This post is a response to fellow blogger Daedalus Lex. He asks the question, “How does one live a good life?” and provides two mutually exclusive answers.
Gandhi: Through service to others and simplicity of lifestyle.
Ayn Rand: Through rational self-interest and the advancement of capitalism.
Daedalus sides with Gandhi and so do I, even though we are on different sides of the political/economic divide.
The problem with Ayn Rand’s answer is that capitalism is not a moral framework. Capitalism doesn’t dictate how people should live their lives. It’s an economic system. It’s a rational system for allocating resources efficiently and enabling individuals to make free choices that maximize their personal freedoms.
Does this sound too abstract? Let me illustrate. Capitalism is what lets you decide whether to buy the latest iPhone or to take a two week trip to the Caribbean instead. It’s what enables Apple and the Caribbean hotel to exist.
Capitalism allows people to make choices about their own lives and it brings together teams of people to satisfy the needs of society as determined by the sum total of these individual choices.

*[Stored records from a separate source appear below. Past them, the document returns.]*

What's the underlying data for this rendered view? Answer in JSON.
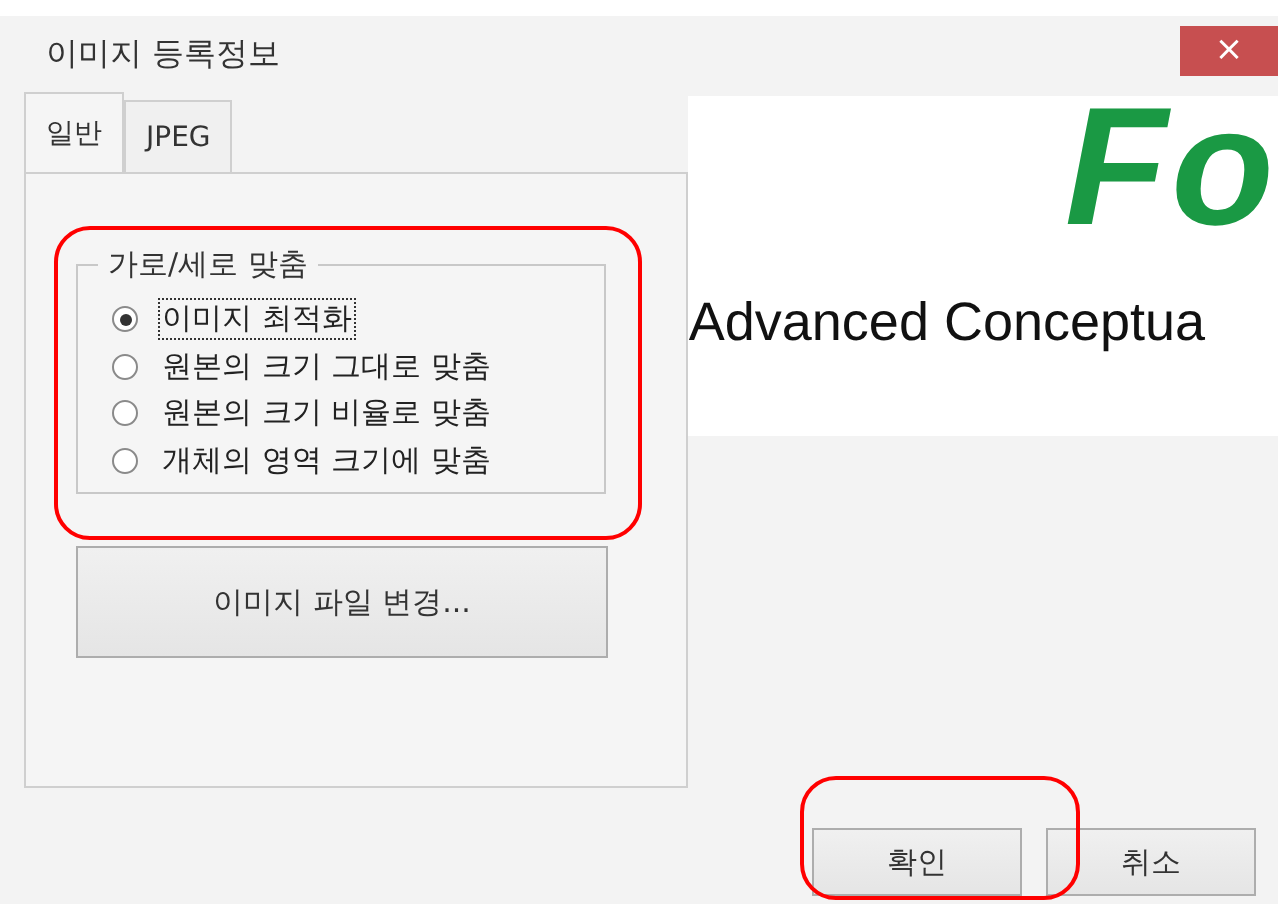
{
  "window": {
    "title": "이미지 등록정보",
    "close": "×"
  },
  "tabs": [
    {
      "label": "일반",
      "selected": true
    },
    {
      "label": "JPEG",
      "selected": false
    }
  ],
  "fit_group": {
    "title": "가로/세로 맞춤",
    "highlighted": true,
    "options": [
      {
        "label": "이미지 최적화",
        "selected": true,
        "focused": true
      },
      {
        "label": "원본의 크기 그대로 맞춤",
        "selected": false,
        "focused": false
      },
      {
        "label": "원본의 크기 비율로 맞춤",
        "selected": false,
        "focused": false
      },
      {
        "label": "개체의 영역 크기에 맞춤",
        "selected": false,
        "focused": false
      }
    ]
  },
  "change_file_button": {
    "label": "이미지 파일 변경..."
  },
  "preview": {
    "logo": "Fo",
    "tagline": "Advanced Conceptua"
  },
  "buttons": [
    {
      "label": "확인",
      "highlighted": true
    },
    {
      "label": "취소",
      "highlighted": false
    }
  ]
}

One can live in a capitalist system and live a good life, being kind to others. And one can vote for a government that pays out benefits to those in need – the unemployed, the sick, the retired. Capitalism doesn’t compel you to be selfish. It explicitly maximizes your personal freedoms, enabling you to spend your money on a new car or to give it to starving orphans. Both are equally valid choices. Capitalism does not judge. That is one of its advantages – it allows us to make our own choices, free of compulsion from others.

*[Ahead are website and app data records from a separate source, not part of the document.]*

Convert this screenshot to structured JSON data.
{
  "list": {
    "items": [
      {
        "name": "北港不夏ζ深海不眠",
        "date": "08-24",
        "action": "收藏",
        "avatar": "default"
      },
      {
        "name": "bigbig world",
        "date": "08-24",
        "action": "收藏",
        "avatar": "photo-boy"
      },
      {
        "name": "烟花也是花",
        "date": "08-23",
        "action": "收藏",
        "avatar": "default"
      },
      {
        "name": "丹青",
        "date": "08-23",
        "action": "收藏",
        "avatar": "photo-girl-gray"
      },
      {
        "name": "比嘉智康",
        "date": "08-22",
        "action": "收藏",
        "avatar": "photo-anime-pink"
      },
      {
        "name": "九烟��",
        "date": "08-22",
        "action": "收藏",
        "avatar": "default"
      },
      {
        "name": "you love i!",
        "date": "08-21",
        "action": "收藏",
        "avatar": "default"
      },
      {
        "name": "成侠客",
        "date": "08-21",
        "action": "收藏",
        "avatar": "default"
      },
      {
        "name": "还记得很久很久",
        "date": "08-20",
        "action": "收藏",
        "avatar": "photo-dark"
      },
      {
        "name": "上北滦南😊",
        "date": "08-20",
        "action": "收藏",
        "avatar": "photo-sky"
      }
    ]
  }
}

Rand however, insists on making things personal. She dictates that you must act on rational self-interest. She won’t allow you to give your spare change to a homeless person.
But Rand is wrong. She has created a mutually incompatible set of instructions – to maximize personal freedoms and to live according to self-interest. By commanding us to be selfish she takes away our liberty and the possibility of putting others first.
Gandhi wins when he says that to live a good life one should give service to others and live a simple lifestyle. But Gandhi is wrong if he thought that could ever be the basis of an economic system.